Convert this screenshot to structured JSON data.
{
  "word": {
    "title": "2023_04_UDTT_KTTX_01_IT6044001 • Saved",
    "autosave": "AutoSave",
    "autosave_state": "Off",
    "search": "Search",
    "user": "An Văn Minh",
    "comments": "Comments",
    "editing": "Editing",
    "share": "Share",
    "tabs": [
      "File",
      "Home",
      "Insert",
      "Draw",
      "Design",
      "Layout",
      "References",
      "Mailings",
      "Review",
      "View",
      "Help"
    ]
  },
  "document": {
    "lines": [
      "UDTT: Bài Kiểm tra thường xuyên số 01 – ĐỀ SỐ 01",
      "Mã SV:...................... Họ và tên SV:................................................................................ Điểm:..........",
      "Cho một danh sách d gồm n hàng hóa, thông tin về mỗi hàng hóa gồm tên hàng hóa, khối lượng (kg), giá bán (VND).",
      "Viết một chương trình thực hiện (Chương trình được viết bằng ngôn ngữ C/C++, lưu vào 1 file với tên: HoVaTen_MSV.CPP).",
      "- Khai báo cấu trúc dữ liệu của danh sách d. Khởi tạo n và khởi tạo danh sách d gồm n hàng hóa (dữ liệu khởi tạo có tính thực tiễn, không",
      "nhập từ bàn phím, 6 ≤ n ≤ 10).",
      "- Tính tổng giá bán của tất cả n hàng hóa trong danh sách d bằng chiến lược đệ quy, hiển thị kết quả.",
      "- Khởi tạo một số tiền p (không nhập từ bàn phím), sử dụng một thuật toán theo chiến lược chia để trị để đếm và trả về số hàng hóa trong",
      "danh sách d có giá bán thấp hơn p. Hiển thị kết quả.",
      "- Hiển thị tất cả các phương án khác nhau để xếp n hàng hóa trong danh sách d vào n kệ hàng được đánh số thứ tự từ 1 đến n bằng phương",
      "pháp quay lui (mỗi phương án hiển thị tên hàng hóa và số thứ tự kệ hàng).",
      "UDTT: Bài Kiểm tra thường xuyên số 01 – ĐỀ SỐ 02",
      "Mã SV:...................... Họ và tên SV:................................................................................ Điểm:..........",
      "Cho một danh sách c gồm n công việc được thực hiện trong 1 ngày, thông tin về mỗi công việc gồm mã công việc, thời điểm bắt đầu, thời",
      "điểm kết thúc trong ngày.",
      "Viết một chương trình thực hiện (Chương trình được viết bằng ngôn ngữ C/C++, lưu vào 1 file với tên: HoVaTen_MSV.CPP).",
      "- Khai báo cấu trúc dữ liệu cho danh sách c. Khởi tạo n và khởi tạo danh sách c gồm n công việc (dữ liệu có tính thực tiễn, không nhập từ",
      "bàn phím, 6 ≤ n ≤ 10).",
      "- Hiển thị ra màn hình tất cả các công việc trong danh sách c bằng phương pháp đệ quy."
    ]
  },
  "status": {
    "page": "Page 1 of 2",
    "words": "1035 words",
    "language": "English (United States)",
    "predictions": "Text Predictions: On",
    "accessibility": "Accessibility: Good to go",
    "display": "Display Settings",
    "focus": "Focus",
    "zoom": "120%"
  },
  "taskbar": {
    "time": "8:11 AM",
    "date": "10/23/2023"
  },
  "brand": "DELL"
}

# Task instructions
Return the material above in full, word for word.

# Response
Convert this screenshot to structured JSON data.
{
  "word": {
    "title": "2023_04_UDTT_KTTX_01_IT6044001 • Saved",
    "autosave": "AutoSave",
    "autosave_state": "Off",
    "search": "Search",
    "user": "An Văn Minh",
    "comments": "Comments",
    "editing": "Editing",
    "share": "Share",
    "tabs": [
      "File",
      "Home",
      "Insert",
      "Draw",
      "Design",
      "Layout",
      "References",
      "Mailings",
      "Review",
      "View",
      "Help"
    ]
  },
  "document": {
    "lines": [
      "UDTT: Bài Kiểm tra thường xuyên số 01 – ĐỀ SỐ 01",
      "Mã SV:...................... Họ và tên SV:................................................................................ Điểm:..........",
      "Cho một danh sách d gồm n hàng hóa, thông tin về mỗi hàng hóa gồm tên hàng hóa, khối lượng (kg), giá bán (VND).",
      "Viết một chương trình thực hiện (Chương trình được viết bằng ngôn ngữ C/C++, lưu vào 1 file với tên: HoVaTen_MSV.CPP).",
      "- Khai báo cấu trúc dữ liệu của danh sách d. Khởi tạo n và khởi tạo danh sách d gồm n hàng hóa (dữ liệu khởi tạo có tính thực tiễn, không",
      "nhập từ bàn phím, 6 ≤ n ≤ 10).",
      "- Tính tổng giá bán của tất cả n hàng hóa trong danh sách d bằng chiến lược đệ quy, hiển thị kết quả.",
      "- Khởi tạo một số tiền p (không nhập từ bàn phím), sử dụng một thuật toán theo chiến lược chia để trị để đếm và trả về số hàng hóa trong",
      "danh sách d có giá bán thấp hơn p. Hiển thị kết quả.",
      "- Hiển thị tất cả các phương án khác nhau để xếp n hàng hóa trong danh sách d vào n kệ hàng được đánh số thứ tự từ 1 đến n bằng phương",
      "pháp quay lui (mỗi phương án hiển thị tên hàng hóa và số thứ tự kệ hàng).",
      "UDTT: Bài Kiểm tra thường xuyên số 01 – ĐỀ SỐ 02",
      "Mã SV:...................... Họ và tên SV:................................................................................ Điểm:..........",
      "Cho một danh sách c gồm n công việc được thực hiện trong 1 ngày, thông tin về mỗi công việc gồm mã công việc, thời điểm bắt đầu, thời",
      "điểm kết thúc trong ngày.",
      "Viết một chương trình thực hiện (Chương trình được viết bằng ngôn ngữ C/C++, lưu vào 1 file với tên: HoVaTen_MSV.CPP).",
      "- Khai báo cấu trúc dữ liệu cho danh sách c. Khởi tạo n và khởi tạo danh sách c gồm n công việc (dữ liệu có tính thực tiễn, không nhập từ",
      "bàn phím, 6 ≤ n ≤ 10).",
      "- Hiển thị ra màn hình tất cả các công việc trong danh sách c bằng phương pháp đệ quy."
    ]
  },
  "status": {
    "page": "Page 1 of 2",
    "words": "1035 words",
    "language": "English (United States)",
    "predictions": "Text Predictions: On",
    "accessibility": "Accessibility: Good to go",
    "display": "Display Settings",
    "focus": "Focus",
    "zoom": "120%"
  },
  "taskbar": {
    "time": "8:11 AM",
    "date": "10/23/2023"
  },
  "brand": "DELL"
}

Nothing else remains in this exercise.